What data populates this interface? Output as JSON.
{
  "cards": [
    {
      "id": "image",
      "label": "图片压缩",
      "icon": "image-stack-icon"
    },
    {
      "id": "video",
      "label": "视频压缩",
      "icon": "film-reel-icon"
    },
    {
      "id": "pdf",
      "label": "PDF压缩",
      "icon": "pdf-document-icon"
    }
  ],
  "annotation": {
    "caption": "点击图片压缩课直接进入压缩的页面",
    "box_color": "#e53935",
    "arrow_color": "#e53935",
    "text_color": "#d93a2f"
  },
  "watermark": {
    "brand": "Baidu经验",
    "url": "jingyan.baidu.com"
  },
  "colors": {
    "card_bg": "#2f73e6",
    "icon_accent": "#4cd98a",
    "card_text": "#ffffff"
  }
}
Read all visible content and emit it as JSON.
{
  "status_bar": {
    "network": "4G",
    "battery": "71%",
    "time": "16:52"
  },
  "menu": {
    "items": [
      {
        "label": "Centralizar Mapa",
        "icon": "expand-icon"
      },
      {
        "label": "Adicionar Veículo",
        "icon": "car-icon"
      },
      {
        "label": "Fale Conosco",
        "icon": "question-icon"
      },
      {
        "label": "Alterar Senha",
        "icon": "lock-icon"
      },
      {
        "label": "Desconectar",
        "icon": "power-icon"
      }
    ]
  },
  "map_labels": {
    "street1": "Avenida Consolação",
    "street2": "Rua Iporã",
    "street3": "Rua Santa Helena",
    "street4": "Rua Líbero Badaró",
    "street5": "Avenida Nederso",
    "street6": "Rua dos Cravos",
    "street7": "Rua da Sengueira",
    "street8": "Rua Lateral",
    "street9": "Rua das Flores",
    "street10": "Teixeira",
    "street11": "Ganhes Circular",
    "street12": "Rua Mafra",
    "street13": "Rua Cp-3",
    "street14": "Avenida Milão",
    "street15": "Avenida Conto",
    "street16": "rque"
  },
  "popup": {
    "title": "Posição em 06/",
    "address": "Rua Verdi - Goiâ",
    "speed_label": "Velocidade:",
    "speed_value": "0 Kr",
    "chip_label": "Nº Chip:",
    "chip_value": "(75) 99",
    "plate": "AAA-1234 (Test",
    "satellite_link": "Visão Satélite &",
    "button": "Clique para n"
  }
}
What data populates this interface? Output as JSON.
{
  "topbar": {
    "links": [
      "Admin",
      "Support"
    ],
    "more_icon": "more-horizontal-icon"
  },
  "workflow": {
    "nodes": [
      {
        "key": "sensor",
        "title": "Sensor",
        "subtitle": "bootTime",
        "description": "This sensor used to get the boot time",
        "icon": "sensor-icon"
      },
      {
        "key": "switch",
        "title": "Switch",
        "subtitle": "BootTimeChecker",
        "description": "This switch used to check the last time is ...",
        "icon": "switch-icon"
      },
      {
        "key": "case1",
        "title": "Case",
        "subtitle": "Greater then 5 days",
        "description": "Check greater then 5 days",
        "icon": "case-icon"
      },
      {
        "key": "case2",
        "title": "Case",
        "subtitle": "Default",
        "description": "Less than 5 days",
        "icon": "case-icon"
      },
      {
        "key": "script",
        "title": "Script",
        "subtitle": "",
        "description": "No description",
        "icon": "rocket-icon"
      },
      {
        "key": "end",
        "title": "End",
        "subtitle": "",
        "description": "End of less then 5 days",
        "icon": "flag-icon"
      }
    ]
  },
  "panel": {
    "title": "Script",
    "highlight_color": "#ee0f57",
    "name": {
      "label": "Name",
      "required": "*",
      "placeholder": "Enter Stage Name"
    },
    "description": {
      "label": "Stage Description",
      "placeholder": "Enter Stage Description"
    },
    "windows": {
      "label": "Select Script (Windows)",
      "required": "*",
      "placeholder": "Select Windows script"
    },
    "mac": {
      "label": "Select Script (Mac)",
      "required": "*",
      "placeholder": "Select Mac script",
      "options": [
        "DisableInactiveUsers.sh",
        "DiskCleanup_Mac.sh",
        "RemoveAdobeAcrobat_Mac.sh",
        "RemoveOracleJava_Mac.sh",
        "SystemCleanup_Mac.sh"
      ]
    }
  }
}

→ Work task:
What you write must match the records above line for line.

→ Output for this task:
What data populates this interface? Output as JSON.
{
  "cards": [
    {
      "id": "image",
      "label": "图片压缩",
      "icon": "image-stack-icon"
    },
    {
      "id": "video",
      "label": "视频压缩",
      "icon": "film-reel-icon"
    },
    {
      "id": "pdf",
      "label": "PDF压缩",
      "icon": "pdf-document-icon"
    }
  ],
  "annotation": {
    "caption": "点击图片压缩课直接进入压缩的页面",
    "box_color": "#e53935",
    "arrow_color": "#e53935",
    "text_color": "#d93a2f"
  },
  "watermark": {
    "brand": "Baidu经验",
    "url": "jingyan.baidu.com"
  },
  "colors": {
    "card_bg": "#2f73e6",
    "icon_accent": "#4cd98a",
    "card_text": "#ffffff"
  }
}
Read all visible content and emit it as JSON.
{
  "status_bar": {
    "network": "4G",
    "battery": "71%",
    "time": "16:52"
  },
  "menu": {
    "items": [
      {
        "label": "Centralizar Mapa",
        "icon": "expand-icon"
      },
      {
        "label": "Adicionar Veículo",
        "icon": "car-icon"
      },
      {
        "label": "Fale Conosco",
        "icon": "question-icon"
      },
      {
        "label": "Alterar Senha",
        "icon": "lock-icon"
      },
      {
        "label": "Desconectar",
        "icon": "power-icon"
      }
    ]
  },
  "map_labels": {
    "street1": "Avenida Consolação",
    "street2": "Rua Iporã",
    "street3": "Rua Santa Helena",
    "street4": "Rua Líbero Badaró",
    "street5": "Avenida Nederso",
    "street6": "Rua dos Cravos",
    "street7": "Rua da Sengueira",
    "street8": "Rua Lateral",
    "street9": "Rua das Flores",
    "street10": "Teixeira",
    "street11": "Ganhes Circular",
    "street12": "Rua Mafra",
    "street13": "Rua Cp-3",
    "street14": "Avenida Milão",
    "street15": "Avenida Conto",
    "street16": "rque"
  },
  "popup": {
    "title": "Posição em 06/",
    "address": "Rua Verdi - Goiâ",
    "speed_label": "Velocidade:",
    "speed_value": "0 Kr",
    "chip_label": "Nº Chip:",
    "chip_value": "(75) 99",
    "plate": "AAA-1234 (Test",
    "satellite_link": "Visão Satélite &",
    "button": "Clique para n"
  }
}
What data populates this interface? Output as JSON.
{
  "topbar": {
    "links": [
      "Admin",
      "Support"
    ],
    "more_icon": "more-horizontal-icon"
  },
  "workflow": {
    "nodes": [
      {
        "key": "sensor",
        "title": "Sensor",
        "subtitle": "bootTime",
        "description": "This sensor used to get the boot time",
        "icon": "sensor-icon"
      },
      {
        "key": "switch",
        "title": "Switch",
        "subtitle": "BootTimeChecker",
        "description": "This switch used to check the last time is ...",
        "icon": "switch-icon"
      },
      {
        "key": "case1",
        "title": "Case",
        "subtitle": "Greater then 5 days",
        "description": "Check greater then 5 days",
        "icon": "case-icon"
      },
      {
        "key": "case2",
        "title": "Case",
        "subtitle": "Default",
        "description": "Less than 5 days",
        "icon": "case-icon"
      },
      {
        "key": "script",
        "title": "Script",
        "subtitle": "",
        "description": "No description",
        "icon": "rocket-icon"
      },
      {
        "key": "end",
        "title": "End",
        "subtitle": "",
        "description": "End of less then 5 days",
        "icon": "flag-icon"
      }
    ]
  },
  "panel": {
    "title": "Script",
    "highlight_color": "#ee0f57",
    "name": {
      "label": "Name",
      "required": "*",
      "placeholder": "Enter Stage Name"
    },
    "description": {
      "label": "Stage Description",
      "placeholder": "Enter Stage Description"
    },
    "windows": {
      "label": "Select Script (Windows)",
      "required": "*",
      "placeholder": "Select Windows script"
    },
    "mac": {
      "label": "Select Script (Mac)",
      "required": "*",
      "placeholder": "Select Mac script",
      "options": [
        "DisableInactiveUsers.sh",
        "DiskCleanup_Mac.sh",
        "RemoveAdobeAcrobat_Mac.sh",
        "RemoveOracleJava_Mac.sh",
        "SystemCleanup_Mac.sh"
      ]
    }
  }
}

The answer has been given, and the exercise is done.